In recent years some bands have become fascinated with the concept of replacing the letter ‘A’ with ‘V’ in their names. Massachusetts electro-rock trio PVRIS (pronounced Paris) are one of the bands that have got on board with this rather bizarre trend. Initially starting out as a hardcore rock band, their debut album White Noise sees them in a completely different light.
The Australian psychedelic septet King Gizzard & the Lizard Wizard are just as audacious as their name suggests. They have ten albums under their belt, spanning half as many years and incorporating twice as many genres. Garage rock, punk, prog, surf rock, jazz fusion, folk and Anatolian rock are merely a sprinkle of the sounds they offer. With Murder of the Universe, their second release of 2017, King Gizzard drastically move away from the relatively relaxed sounds of Flying Microtonal Banana. In its place is a conceptual, spoken word, doom metal/acid rock rampage.
Back in the summer of 2012 my life was complete when The Rockhaq Community awarded me tickets to see Blink 182 live. To this day I still feel like it’s a debt I can never repay because of how special that night was to me. Seeing those three pivotal figures perform right in front of me reminded me how important they were in my teenage years. Songs such as Feeling This gave me a taste of what rock music was all about.

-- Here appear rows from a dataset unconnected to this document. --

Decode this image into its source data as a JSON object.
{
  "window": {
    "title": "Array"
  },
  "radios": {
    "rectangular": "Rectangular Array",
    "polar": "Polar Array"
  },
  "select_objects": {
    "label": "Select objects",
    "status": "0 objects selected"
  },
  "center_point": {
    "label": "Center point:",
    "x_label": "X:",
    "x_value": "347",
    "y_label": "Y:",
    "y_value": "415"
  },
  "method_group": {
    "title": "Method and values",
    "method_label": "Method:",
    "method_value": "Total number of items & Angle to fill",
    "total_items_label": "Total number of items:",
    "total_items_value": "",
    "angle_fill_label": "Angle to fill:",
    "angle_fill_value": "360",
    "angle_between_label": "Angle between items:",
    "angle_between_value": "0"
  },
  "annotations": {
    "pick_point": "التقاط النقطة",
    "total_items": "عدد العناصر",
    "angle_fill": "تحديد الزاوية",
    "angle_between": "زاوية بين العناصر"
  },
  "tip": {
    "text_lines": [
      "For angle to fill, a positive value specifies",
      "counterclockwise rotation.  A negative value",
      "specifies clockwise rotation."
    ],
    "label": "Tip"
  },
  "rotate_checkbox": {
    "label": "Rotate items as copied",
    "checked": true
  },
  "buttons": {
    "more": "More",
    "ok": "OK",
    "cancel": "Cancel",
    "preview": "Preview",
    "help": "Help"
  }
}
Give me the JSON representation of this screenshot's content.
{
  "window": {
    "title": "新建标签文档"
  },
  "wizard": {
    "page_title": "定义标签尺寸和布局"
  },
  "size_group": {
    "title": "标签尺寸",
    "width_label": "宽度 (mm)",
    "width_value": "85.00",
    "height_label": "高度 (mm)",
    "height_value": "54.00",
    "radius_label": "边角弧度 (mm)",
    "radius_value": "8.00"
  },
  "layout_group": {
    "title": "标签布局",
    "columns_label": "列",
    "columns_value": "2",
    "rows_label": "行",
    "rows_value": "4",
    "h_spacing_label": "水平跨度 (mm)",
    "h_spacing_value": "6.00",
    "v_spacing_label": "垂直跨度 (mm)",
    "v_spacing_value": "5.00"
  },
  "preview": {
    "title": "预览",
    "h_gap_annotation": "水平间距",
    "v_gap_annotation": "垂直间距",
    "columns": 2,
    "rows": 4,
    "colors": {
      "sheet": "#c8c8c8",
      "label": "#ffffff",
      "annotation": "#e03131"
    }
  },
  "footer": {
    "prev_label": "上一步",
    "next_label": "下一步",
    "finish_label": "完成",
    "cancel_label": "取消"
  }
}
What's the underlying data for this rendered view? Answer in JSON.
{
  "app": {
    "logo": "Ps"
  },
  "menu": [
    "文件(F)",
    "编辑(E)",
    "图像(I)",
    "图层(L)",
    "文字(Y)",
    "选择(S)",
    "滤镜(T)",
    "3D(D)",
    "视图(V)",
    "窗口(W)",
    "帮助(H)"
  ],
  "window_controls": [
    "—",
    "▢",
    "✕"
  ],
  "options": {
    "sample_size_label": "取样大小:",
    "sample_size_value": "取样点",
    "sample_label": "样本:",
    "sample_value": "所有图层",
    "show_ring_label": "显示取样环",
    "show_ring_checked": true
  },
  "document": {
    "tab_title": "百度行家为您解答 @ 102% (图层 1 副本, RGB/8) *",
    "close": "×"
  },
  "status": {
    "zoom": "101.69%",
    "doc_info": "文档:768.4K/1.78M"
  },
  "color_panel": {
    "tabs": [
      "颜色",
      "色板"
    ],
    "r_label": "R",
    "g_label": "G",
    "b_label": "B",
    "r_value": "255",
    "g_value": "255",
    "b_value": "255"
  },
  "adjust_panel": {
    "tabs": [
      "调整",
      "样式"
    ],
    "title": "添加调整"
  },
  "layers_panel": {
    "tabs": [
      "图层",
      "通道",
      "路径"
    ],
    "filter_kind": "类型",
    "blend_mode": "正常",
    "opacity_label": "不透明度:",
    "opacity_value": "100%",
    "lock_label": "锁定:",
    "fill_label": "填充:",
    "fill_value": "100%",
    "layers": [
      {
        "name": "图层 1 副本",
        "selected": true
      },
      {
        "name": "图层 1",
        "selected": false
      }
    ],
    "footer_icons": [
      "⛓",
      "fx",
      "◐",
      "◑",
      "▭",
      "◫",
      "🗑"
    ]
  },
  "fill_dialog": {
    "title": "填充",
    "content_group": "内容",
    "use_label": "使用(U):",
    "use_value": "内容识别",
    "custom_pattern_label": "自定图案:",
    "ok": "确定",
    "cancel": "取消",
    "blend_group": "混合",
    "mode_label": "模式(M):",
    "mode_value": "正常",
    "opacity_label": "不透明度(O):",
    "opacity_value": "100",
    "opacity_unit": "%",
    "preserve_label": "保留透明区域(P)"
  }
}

Seven years ago I got the opportunity to see Green Day live at Wembley Stadium and it absolutely blew me away. Green Day will always be one of the most important bands in my life. Last year Amrita Garcha wrote a review on Green Day’s album American Idiot. It really drove the message home for me in terms of how important American Idiot’s role was for pop punk music in 2004. At the age of 15 I was still developing my obsession and appreciation for the rock genre and I remember the impact American Idiot made on me. It gave me an insight into the relentless nature of punk music.
In 1997, I had not yet been born. I will never live in a world where everything – from schools to houses to pockets – isn’t filled with computers. Still, I’m no stranger to techno-paranoid media. Film, TV and music still love to warn us about tech, from Charlie Brooker’s Black Mirror to Arcade Fire asking “what if the camera really do take your soul?” on their 2013 album Reflektor. The difference is, now we consume it through devices that know our favourite restaurants, daily commutes and exact location. In other words, Radiohead’s third album OK Computer may be 20 years old, but in 2017, it’s more relevant than ever.
Depeche Mode have always held a very special place in my heart. Whenever I listen to their music I have very fond memories of my time at college. During this part of my life my music technology teacher introduced them to me by recommending their 2001 album Exciter. After doing extensive research into Depeche Mode’s discography, my life was never the same again as I learnt to love and appreciate the electronic music genre.
The album name Sgt. Pepper’s Lonely Hearts Club Band is essentially synonymous with ‘masterpiece’ now. The Beatles’ eighth studio album has been credited with many things since its release fifty years ago, from elevating music to art status to creating the entire rock genre. Of course, with anything this acclaimed there’s a backlash. Many people have concluded that 1966’s Revolver is their true magnum opus. Others have entirely dismissed Sgt. Pepper’s, such as Frank Zappa & the Mothers of Invention with their 1968 parody album We’re Only in It for the Money or Bob Dylan, who accused it of being “indulgent”. It was even voted the 7th most overrated album in the world by a 2005 BBC listener poll.